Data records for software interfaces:
------------
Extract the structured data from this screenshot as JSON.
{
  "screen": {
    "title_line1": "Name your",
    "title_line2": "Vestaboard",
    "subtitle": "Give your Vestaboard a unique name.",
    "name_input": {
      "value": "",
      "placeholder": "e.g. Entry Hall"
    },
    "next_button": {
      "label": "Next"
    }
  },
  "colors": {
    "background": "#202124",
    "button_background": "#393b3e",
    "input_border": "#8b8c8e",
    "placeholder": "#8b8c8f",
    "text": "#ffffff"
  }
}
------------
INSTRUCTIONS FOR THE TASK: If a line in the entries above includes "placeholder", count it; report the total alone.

EXPECTED OUTPUT: 2